Element data from apps and pages:
- - - -

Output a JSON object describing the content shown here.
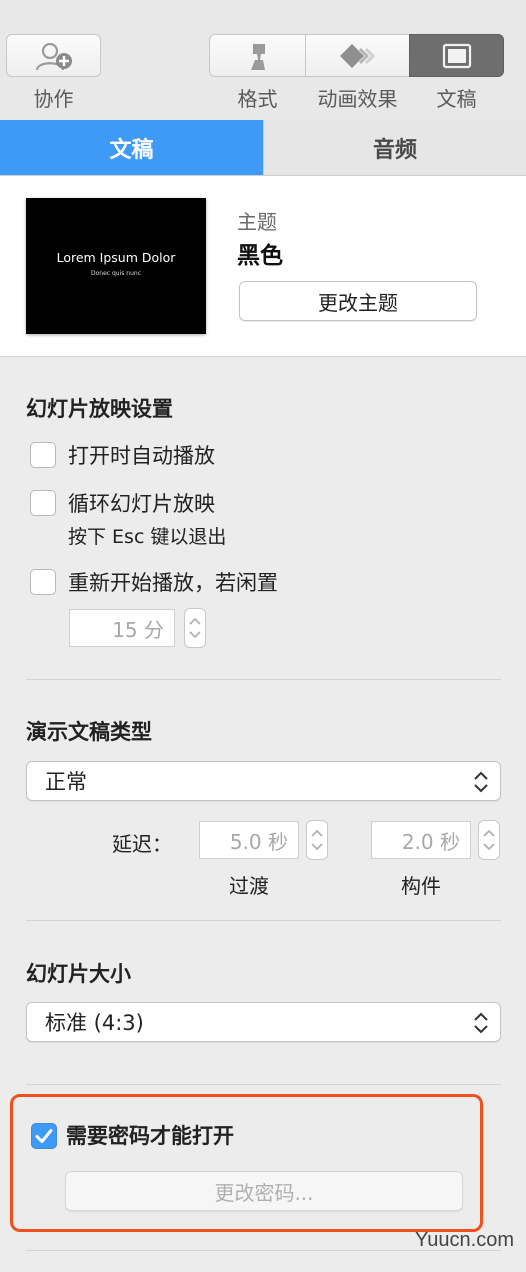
{
  "toolbar": {
    "collaborate_label": "协作",
    "format_label": "格式",
    "animate_label": "动画效果",
    "document_label": "文稿"
  },
  "tabs": {
    "document": "文稿",
    "audio": "音频"
  },
  "theme": {
    "thumb_title": "Lorem Ipsum Dolor",
    "thumb_subtitle": "Donec quis nunc",
    "label": "主题",
    "name": "黑色",
    "change_button": "更改主题"
  },
  "slideshow": {
    "title": "幻灯片放映设置",
    "autoplay_label": "打开时自动播放",
    "autoplay_checked": false,
    "loop_label": "循环幻灯片放映",
    "esc_hint": "按下 Esc 键以退出",
    "loop_checked": false,
    "restart_label": "重新开始播放，若闲置",
    "restart_checked": false,
    "idle_value": "15 分"
  },
  "presentation_type": {
    "title": "演示文稿类型",
    "selected": "正常",
    "delay_label": "延迟：",
    "transition_value": "5.0 秒",
    "transition_label": "过渡",
    "build_value": "2.0 秒",
    "build_label": "构件"
  },
  "slide_size": {
    "title": "幻灯片大小",
    "selected": "标准 (4:3)"
  },
  "password": {
    "require_label": "需要密码才能打开",
    "require_checked": true,
    "change_button": "更改密码..."
  },
  "watermark": "Yuucn.com",
  "colors": {
    "accent": "#3f9af5",
    "highlight": "#f0501e"
  }
}
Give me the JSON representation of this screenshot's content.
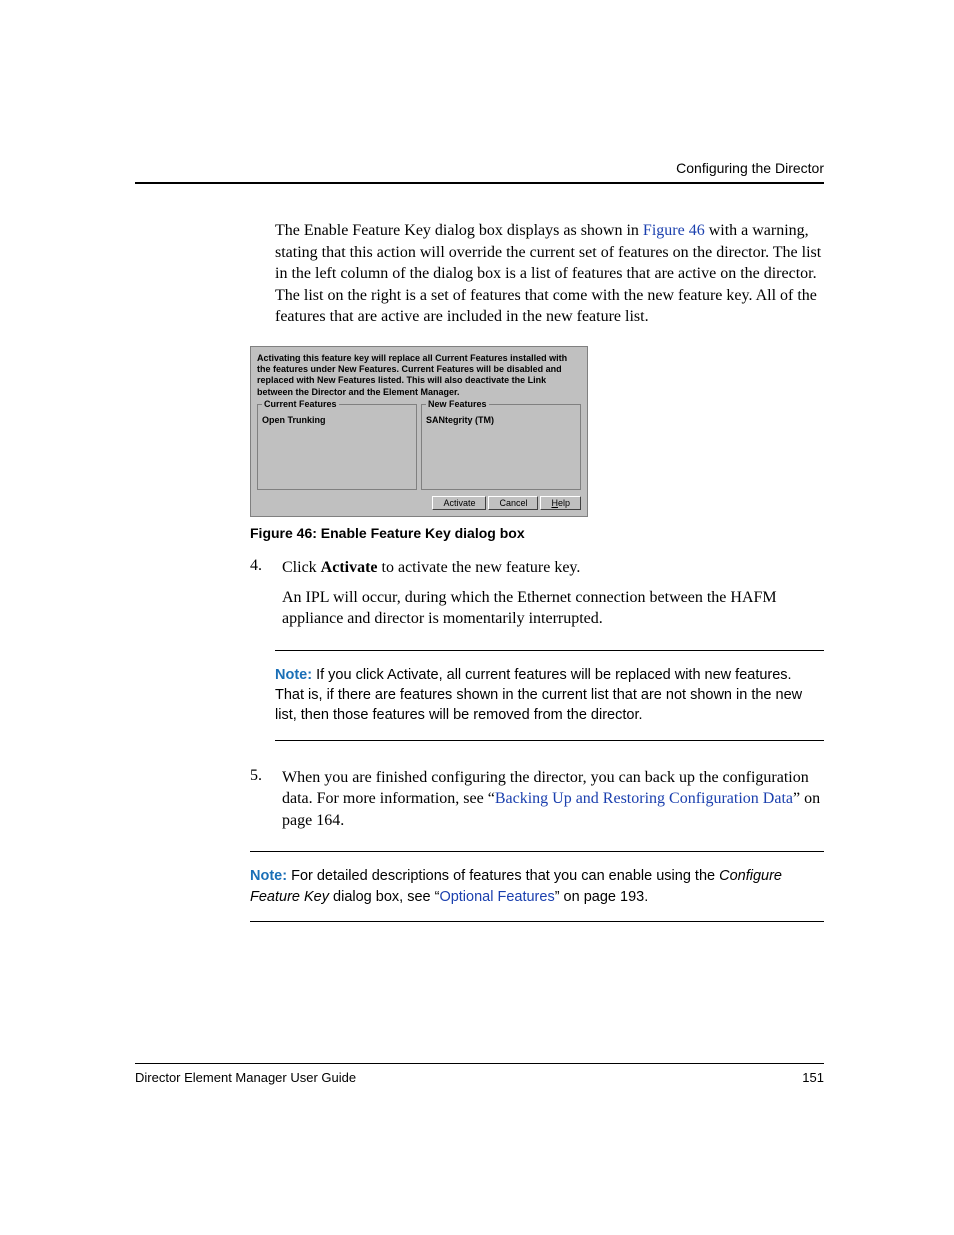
{
  "running_head": "Configuring the Director",
  "intro": {
    "text_before_link": "The Enable Feature Key dialog box displays as shown in ",
    "link": "Figure 46",
    "text_after_link": " with a warning, stating that this action will override the current set of features on the director. The list in the left column of the dialog box is a list of features that are active on the director. The list on the right is a set of features that come with the new feature key. All of the features that are active are included in the new feature list."
  },
  "dialog": {
    "warn": "Activating this feature key will replace all Current Features installed with the features under  New Features.  Current Features will be disabled and replaced with New Features listed. This will also deactivate the Link between the Director and the Element Manager.",
    "current_label": "Current Features",
    "current_item": "Open Trunking",
    "new_label": "New Features",
    "new_item": "SANtegrity (TM)",
    "btn_activate": "Activate",
    "btn_cancel": "Cancel",
    "btn_help_u": "H",
    "btn_help_rest": "elp"
  },
  "figure_caption": "Figure 46:  Enable Feature Key dialog box",
  "step4": {
    "num": "4.",
    "before_bold": "Click ",
    "bold": "Activate",
    "after_bold": " to activate the new feature key.",
    "sub": "An IPL will occur, during which the Ethernet connection between the HAFM appliance and director is momentarily interrupted."
  },
  "note1": {
    "label": "Note:",
    "text": "  If you click Activate, all current features will be replaced with new features. That is, if there are features shown in the current list that are not shown in the new list, then those features will be removed from the director."
  },
  "step5": {
    "num": "5.",
    "text_before_link": "When you are finished configuring the director, you can back up the configuration data. For more information, see “",
    "link": "Backing Up and Restoring Configuration Data",
    "text_after_link": "” on page 164."
  },
  "note2": {
    "label": "Note:",
    "text_before_italic": "  For detailed descriptions of features that you can enable using the ",
    "italic": "Configure Feature Key",
    "text_mid": " dialog box, see “",
    "link": "Optional Features",
    "text_after_link": "” on page 193."
  },
  "footer": {
    "left": "Director Element Manager User Guide",
    "right": "151"
  }
}
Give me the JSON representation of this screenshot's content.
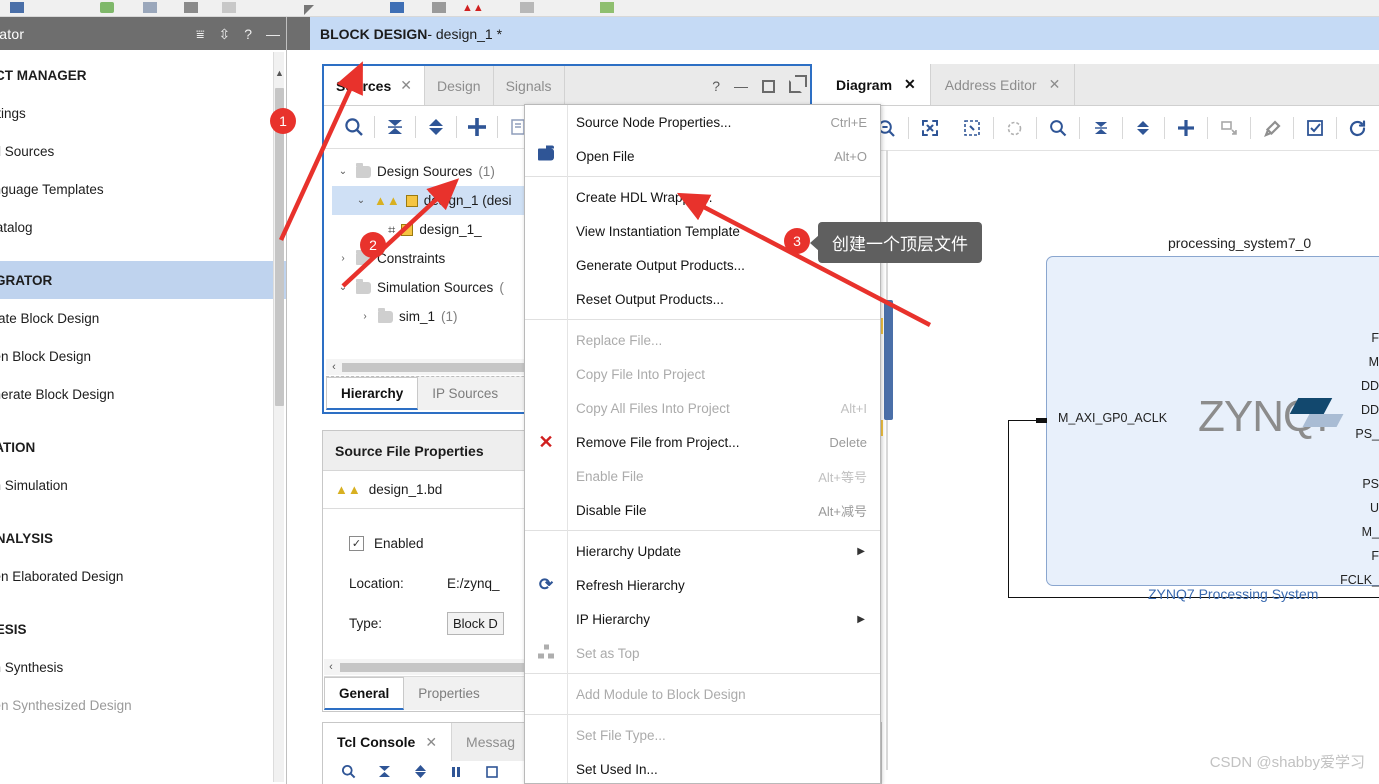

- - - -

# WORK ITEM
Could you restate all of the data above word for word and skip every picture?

# EXERCISE SOLUTION
Output a JSON object describing the content shown here.
{
  "toolbar": {
    "collaborate_label": "协作",
    "format_label": "格式",
    "animate_label": "动画效果",
    "document_label": "文稿"
  },
  "tabs": {
    "document": "文稿",
    "audio": "音频"
  },
  "theme": {
    "thumb_title": "Lorem Ipsum Dolor",
    "thumb_subtitle": "Donec quis nunc",
    "label": "主题",
    "name": "黑色",
    "change_button": "更改主题"
  },
  "slideshow": {
    "title": "幻灯片放映设置",
    "autoplay_label": "打开时自动播放",
    "autoplay_checked": false,
    "loop_label": "循环幻灯片放映",
    "esc_hint": "按下 Esc 键以退出",
    "loop_checked": false,
    "restart_label": "重新开始播放，若闲置",
    "restart_checked": false,
    "idle_value": "15 分"
  },
  "presentation_type": {
    "title": "演示文稿类型",
    "selected": "正常",
    "delay_label": "延迟：",
    "transition_value": "5.0 秒",
    "transition_label": "过渡",
    "build_value": "2.0 秒",
    "build_label": "构件"
  },
  "slide_size": {
    "title": "幻灯片大小",
    "selected": "标准 (4:3)"
  },
  "password": {
    "require_label": "需要密码才能打开",
    "require_checked": true,
    "change_button": "更改密码..."
  },
  "watermark": "Yuucn.com",
  "colors": {
    "accent": "#3f9af5",
    "highlight": "#f0501e"
  }
}
Give me the JSON representation of this screenshot's content.
{
  "running_head": "Configuring the Director",
  "intro": {
    "text_before_link": "The Enable Feature Key dialog box displays as shown in ",
    "link": "Figure 46",
    "text_after_link": " with a warning, stating that this action will override the current set of features on the director. The list in the left column of the dialog box is a list of features that are active on the director. The list on the right is a set of features that come with the new feature key. All of the features that are active are included in the new feature list."
  },
  "dialog": {
    "warn": "Activating this feature key will replace all Current Features installed with the features under  New Features.  Current Features will be disabled and replaced with New Features listed. This will also deactivate the Link between the Director and the Element Manager.",
    "current_label": "Current Features",
    "current_item": "Open Trunking",
    "new_label": "New Features",
    "new_item": "SANtegrity (TM)",
    "btn_activate": "Activate",
    "btn_cancel": "Cancel",
    "btn_help_u": "H",
    "btn_help_rest": "elp"
  },
  "figure_caption": "Figure 46:  Enable Feature Key dialog box",
  "step4": {
    "num": "4.",
    "before_bold": "Click ",
    "bold": "Activate",
    "after_bold": " to activate the new feature key.",
    "sub": "An IPL will occur, during which the Ethernet connection between the HAFM appliance and director is momentarily interrupted."
  },
  "note1": {
    "label": "Note:",
    "text": "  If you click Activate, all current features will be replaced with new features. That is, if there are features shown in the current list that are not shown in the new list, then those features will be removed from the director."
  },
  "step5": {
    "num": "5.",
    "text_before_link": "When you are finished configuring the director, you can back up the configuration data. For more information, see “",
    "link": "Backing Up and Restoring Configuration Data",
    "text_after_link": "” on page 164."
  },
  "note2": {
    "label": "Note:",
    "text_before_italic": "  For detailed descriptions of features that you can enable using the ",
    "italic": "Configure Feature Key",
    "text_mid": " dialog box, see “",
    "link": "Optional Features",
    "text_after_link": "” on page 193."
  },
  "footer": {
    "left": "Director Element Manager User Guide",
    "right": "151"
  }
}
Give me the JSON representation of this screenshot's content.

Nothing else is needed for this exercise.